Previous research has identified significant differences in the academic performance of children born at different times of year. In the USA, studies indicate that season of birth effects are strongest when children start school, but reduce markedly in the early stages of elementary school. Research in this country has found season of birth effects in both younger and older age-groups, but it is difficult to assess how these effects change as children grow older.

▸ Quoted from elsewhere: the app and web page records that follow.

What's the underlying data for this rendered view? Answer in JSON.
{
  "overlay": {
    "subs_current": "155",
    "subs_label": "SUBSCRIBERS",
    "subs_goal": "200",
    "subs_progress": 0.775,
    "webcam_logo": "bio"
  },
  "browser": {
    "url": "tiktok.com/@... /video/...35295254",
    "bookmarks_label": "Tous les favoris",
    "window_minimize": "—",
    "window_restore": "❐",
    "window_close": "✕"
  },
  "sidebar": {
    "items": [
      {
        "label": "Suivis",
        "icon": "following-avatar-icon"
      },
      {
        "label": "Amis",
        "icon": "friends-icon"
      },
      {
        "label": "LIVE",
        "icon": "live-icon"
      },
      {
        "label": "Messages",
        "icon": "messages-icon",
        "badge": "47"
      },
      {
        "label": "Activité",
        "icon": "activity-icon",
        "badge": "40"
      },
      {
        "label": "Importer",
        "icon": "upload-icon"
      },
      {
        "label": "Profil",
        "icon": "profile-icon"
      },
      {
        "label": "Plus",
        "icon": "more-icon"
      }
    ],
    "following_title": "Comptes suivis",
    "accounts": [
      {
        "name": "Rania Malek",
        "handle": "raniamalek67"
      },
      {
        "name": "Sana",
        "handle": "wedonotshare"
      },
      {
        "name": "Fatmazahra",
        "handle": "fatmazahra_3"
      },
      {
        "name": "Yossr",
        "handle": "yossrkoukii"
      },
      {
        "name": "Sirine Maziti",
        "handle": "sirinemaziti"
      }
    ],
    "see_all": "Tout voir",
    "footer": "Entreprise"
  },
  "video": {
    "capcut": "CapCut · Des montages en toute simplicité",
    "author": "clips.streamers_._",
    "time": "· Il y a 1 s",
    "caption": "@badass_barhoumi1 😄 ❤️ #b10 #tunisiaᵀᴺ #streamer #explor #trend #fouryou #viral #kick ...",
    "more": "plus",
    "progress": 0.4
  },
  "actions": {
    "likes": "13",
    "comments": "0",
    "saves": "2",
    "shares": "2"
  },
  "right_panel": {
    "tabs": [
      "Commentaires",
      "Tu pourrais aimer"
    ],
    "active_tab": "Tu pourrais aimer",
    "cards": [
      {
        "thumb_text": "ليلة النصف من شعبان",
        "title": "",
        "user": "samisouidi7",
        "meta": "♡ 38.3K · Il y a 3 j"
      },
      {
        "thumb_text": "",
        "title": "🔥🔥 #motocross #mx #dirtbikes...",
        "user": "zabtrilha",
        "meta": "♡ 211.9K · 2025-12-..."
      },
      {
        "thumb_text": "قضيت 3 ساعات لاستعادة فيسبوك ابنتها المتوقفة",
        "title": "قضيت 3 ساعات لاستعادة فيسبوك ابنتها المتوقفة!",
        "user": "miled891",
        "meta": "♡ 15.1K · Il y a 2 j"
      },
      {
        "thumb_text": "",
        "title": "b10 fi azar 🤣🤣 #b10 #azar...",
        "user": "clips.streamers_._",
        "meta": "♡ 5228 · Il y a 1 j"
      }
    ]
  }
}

This study used reading test data from three cohorts of children in one LEA to investigate the persistence of season of birth effects between the ages of six and 12. Children born in the summer did significantly less well than children born in the autumn within all the age-groups. There was a steep reduction in the magnitude of season of birth effects between the ages of six and eight, little change between eight and ten, and a substantial decrease between the ages of ten and 12. Season of birth effects were found to be educationally significant at ages six, eight and ten, but not at age 12. One possible explanation for this is that the transfer from primary to secondary schools provides a fresh start and offers summer-borns an opportunity to catch up with their older peers.
This paper was presented at the British Educational Research Association Conference held on 2-5 September 1999 at the University of Sussex, Brighton.
How to cite this publication:
Hutchison, D. and Sharp, C. (1999). 'A lasting legacy? The persistence of season of birth effects.' Paper presented at the British Educational Research Association Confernce, University of Sussex, Brighton, 2-5 September.